Broadcaster SMG has announced plans to float one of its key businesses, Virgin Radio, on the stock exchange.
SMG had already warned profits would be lower
SMG said the move to turn Virgin Radio into an independent company would allow SMG to focus on its TV business, which includes Scottish Television.
It said income from a flotation would give a strong platform to Virgin Radio - which has one of the three UK national commercial radio licences.
SMG also announced a 50% fall in pre-tax profits to £10m for 2006.
It also said it had halted the sale of its outdoor advertising business Primesight, which owns more than 13,500 large outdoor advertising panels across the UK, because the price it would attract was too low.
However, SMG, which is also selling its cinema advertising business Pearl & Dean, said it would restart the Primesight sale when market conditions were better.
'Strong and focussed'
SMG chairman Richard Findlay said he was "very excited about both the prospects for Virgin Radio as an independent company and the turnaround in our core TV business".
Chief executive Rob Woodward said Virgin Radio had seen a lot of investment in technology and in hiring broadcasters, and that the float would create "a strong and focussed radio business".
SMG had already warned that its 2006 profits would be down, with tough advertising hitting its STV and Ginger Productions arms. Group income fell 8% to £147.3m.
The firm added that in the first three months of 2007, television advertising income had fallen 5% but said revenue from radio had grown 8% on the same period a year before.
In February this year, SMG broke off merger talks with Ulster TV (UTV), operator of TalkSport. The deal would have created a media group worth about £400m.

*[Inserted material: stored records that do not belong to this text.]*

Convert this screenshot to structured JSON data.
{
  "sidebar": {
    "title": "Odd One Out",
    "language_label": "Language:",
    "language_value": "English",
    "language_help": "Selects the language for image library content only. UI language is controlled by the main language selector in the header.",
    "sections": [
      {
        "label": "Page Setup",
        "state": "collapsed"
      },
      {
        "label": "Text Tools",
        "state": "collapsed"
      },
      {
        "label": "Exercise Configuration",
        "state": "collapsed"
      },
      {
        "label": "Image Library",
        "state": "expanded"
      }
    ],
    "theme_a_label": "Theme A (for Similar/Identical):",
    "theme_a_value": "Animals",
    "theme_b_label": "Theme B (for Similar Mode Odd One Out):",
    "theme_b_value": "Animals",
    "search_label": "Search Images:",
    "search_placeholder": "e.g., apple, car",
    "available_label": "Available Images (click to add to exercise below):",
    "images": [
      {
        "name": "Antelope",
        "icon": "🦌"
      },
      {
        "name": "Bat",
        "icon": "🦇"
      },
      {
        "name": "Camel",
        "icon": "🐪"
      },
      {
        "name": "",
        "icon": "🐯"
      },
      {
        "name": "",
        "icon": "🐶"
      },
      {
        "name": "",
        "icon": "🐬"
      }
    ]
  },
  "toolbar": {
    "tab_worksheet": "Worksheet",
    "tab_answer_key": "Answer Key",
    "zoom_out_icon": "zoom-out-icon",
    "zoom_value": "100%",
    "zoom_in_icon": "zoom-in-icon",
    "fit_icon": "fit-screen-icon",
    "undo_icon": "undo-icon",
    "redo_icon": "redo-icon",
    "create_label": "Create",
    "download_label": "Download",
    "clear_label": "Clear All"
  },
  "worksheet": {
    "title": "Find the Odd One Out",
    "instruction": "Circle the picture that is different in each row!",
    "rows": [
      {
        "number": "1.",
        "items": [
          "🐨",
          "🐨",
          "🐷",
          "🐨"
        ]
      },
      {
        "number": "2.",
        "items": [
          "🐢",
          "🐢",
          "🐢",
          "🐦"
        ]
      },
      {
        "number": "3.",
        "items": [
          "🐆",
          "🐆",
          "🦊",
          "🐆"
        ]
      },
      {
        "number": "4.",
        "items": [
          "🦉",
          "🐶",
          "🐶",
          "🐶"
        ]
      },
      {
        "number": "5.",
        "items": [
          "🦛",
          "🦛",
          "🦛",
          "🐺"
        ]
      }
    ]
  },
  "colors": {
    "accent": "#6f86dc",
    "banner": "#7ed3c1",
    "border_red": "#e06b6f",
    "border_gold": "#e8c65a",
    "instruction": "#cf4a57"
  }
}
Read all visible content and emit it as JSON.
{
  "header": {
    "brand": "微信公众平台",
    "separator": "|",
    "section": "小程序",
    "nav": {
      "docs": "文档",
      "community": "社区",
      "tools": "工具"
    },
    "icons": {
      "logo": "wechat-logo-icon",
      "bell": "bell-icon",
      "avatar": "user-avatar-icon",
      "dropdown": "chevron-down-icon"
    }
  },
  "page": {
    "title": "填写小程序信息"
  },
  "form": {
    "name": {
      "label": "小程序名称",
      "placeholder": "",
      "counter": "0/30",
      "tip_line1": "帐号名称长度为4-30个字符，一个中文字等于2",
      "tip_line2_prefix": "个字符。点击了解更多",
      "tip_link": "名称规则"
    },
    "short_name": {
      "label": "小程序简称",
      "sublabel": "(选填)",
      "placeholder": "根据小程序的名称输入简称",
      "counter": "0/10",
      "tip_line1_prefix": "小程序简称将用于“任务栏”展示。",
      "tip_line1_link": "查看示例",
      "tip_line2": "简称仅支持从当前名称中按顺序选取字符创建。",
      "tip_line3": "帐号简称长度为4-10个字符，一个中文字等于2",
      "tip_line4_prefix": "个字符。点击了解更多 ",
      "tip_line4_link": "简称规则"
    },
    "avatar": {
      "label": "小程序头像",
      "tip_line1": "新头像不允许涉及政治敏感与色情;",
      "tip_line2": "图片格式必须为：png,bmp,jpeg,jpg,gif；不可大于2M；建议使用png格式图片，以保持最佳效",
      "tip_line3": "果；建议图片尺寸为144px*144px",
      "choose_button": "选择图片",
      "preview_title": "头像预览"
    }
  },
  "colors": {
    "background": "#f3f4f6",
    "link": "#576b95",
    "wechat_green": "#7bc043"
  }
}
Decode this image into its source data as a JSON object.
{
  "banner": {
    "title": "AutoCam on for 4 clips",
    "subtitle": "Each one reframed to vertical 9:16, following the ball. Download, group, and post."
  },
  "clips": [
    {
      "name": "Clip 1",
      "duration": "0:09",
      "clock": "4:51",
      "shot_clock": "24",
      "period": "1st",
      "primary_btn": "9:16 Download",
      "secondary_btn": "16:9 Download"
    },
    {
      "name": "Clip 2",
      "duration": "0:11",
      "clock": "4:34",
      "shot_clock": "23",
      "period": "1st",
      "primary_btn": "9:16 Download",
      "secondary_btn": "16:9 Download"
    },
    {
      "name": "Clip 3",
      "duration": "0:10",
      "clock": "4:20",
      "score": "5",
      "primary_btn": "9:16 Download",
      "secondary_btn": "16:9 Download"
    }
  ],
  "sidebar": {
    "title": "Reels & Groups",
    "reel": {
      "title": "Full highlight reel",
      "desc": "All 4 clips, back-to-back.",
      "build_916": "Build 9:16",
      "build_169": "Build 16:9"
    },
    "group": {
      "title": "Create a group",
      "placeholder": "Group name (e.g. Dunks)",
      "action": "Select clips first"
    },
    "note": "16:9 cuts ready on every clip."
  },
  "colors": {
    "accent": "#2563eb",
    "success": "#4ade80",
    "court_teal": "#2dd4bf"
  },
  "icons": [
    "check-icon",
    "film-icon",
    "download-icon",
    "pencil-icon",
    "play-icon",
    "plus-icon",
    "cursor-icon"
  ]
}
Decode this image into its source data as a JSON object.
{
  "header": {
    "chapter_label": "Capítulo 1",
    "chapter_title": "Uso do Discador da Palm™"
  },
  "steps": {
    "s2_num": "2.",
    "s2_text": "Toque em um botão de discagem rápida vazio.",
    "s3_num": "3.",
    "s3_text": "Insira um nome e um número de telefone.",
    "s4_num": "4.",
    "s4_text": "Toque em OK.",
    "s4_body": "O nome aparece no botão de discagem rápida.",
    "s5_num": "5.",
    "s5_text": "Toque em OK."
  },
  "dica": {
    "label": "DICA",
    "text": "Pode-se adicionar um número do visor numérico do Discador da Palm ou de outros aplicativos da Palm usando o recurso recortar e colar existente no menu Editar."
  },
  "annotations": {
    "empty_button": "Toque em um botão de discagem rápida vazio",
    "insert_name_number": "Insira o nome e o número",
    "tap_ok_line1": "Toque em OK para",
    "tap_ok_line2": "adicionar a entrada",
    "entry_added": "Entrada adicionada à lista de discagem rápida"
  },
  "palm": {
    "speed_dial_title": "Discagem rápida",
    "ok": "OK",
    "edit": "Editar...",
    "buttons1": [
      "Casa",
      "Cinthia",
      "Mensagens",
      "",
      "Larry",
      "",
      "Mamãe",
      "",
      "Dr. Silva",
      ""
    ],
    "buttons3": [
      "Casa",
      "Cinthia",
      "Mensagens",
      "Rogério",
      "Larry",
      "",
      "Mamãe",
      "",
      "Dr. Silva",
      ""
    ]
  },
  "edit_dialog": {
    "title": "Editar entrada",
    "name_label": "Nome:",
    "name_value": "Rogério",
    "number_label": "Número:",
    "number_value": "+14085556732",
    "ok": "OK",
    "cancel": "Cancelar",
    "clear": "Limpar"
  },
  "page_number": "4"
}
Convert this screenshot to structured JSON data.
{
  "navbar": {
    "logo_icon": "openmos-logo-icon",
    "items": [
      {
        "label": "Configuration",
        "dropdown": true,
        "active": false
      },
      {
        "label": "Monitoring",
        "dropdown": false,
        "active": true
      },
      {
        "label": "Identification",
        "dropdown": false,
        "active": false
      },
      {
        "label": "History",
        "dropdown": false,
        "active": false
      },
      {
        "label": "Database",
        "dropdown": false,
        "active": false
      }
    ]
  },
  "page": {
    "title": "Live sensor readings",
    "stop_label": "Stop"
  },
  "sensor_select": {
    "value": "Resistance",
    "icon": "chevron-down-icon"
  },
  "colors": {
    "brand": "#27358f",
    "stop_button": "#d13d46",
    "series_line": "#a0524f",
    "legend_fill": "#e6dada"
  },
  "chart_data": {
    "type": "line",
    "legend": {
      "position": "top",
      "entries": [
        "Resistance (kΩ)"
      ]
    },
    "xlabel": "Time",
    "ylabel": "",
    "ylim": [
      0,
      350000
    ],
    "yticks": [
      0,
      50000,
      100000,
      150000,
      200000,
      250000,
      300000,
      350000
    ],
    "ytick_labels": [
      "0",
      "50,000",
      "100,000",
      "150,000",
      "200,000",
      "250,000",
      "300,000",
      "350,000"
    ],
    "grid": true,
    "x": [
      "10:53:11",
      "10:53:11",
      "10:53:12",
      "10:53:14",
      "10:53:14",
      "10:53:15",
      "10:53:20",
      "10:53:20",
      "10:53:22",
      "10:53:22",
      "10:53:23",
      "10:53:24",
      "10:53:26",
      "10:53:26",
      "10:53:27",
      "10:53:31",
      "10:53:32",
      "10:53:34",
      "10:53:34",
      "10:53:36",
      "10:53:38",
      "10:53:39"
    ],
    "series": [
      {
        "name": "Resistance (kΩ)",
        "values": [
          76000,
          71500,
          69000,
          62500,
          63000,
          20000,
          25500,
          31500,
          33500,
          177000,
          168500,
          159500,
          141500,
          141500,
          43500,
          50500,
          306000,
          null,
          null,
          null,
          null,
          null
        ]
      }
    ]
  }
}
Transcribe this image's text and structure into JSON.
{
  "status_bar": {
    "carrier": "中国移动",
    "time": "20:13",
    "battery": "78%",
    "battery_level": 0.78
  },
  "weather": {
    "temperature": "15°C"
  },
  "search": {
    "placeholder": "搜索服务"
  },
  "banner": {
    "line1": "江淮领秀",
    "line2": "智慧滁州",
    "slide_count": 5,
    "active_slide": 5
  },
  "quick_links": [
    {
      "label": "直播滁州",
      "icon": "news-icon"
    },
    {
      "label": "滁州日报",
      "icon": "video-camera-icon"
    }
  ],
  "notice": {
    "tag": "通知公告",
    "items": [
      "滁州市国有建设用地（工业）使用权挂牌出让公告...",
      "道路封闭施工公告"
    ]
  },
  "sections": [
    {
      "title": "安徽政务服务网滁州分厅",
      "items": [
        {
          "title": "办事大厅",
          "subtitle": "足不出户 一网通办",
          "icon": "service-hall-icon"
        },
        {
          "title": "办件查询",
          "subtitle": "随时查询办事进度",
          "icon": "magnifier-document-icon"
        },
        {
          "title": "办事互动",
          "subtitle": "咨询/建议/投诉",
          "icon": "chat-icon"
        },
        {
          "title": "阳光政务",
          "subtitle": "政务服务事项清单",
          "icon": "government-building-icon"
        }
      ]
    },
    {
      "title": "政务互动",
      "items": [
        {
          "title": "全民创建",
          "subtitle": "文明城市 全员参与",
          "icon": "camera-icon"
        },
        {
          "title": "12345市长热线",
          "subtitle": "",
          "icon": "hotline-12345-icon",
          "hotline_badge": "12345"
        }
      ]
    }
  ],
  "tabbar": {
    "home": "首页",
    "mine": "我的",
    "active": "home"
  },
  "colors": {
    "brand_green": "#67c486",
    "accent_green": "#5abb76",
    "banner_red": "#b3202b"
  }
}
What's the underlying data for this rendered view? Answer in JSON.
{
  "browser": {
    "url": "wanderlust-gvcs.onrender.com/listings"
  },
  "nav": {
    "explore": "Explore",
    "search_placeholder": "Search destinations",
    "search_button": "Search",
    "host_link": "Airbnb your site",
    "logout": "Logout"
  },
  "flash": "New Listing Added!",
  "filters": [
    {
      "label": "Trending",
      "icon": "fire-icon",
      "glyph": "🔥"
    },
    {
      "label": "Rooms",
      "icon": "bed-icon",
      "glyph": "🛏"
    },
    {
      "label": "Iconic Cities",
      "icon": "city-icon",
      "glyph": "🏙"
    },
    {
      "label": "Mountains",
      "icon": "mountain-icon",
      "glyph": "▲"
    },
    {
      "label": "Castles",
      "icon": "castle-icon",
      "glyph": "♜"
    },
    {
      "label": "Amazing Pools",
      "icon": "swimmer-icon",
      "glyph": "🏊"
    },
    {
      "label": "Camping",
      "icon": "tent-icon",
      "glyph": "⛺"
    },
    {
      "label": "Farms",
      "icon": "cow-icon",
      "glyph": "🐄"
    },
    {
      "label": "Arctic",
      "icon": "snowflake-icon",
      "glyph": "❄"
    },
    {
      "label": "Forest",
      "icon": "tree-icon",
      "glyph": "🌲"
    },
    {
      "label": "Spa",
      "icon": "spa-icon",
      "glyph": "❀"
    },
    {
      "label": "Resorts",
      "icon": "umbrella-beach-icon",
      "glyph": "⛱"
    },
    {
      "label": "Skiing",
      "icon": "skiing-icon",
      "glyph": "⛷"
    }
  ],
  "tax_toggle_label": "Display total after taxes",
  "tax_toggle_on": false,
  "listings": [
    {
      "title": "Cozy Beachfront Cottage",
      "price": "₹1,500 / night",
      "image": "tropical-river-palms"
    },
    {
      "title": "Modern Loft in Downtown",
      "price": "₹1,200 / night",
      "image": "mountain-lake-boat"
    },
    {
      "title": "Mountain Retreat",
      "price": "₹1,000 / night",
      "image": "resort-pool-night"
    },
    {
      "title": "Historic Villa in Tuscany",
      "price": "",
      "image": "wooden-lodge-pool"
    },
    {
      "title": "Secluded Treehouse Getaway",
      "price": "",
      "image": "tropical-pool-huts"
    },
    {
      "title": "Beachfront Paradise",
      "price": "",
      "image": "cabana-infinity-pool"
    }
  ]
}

Hiving off Virgin Radio as a separate business made sense, said Hargreaves Lansdown Stockbrokers analyst Keith Bowman.
"Whilst investor appetite for radio assets is not exactly running high at the moment, due to the challenging advertising backdrop, separate management concentration on two completely different businesses should significantly increase the focus on recovery".
He added that retaining the Primesight arm looked to be a "sensible move given the fire sale perception which had developed".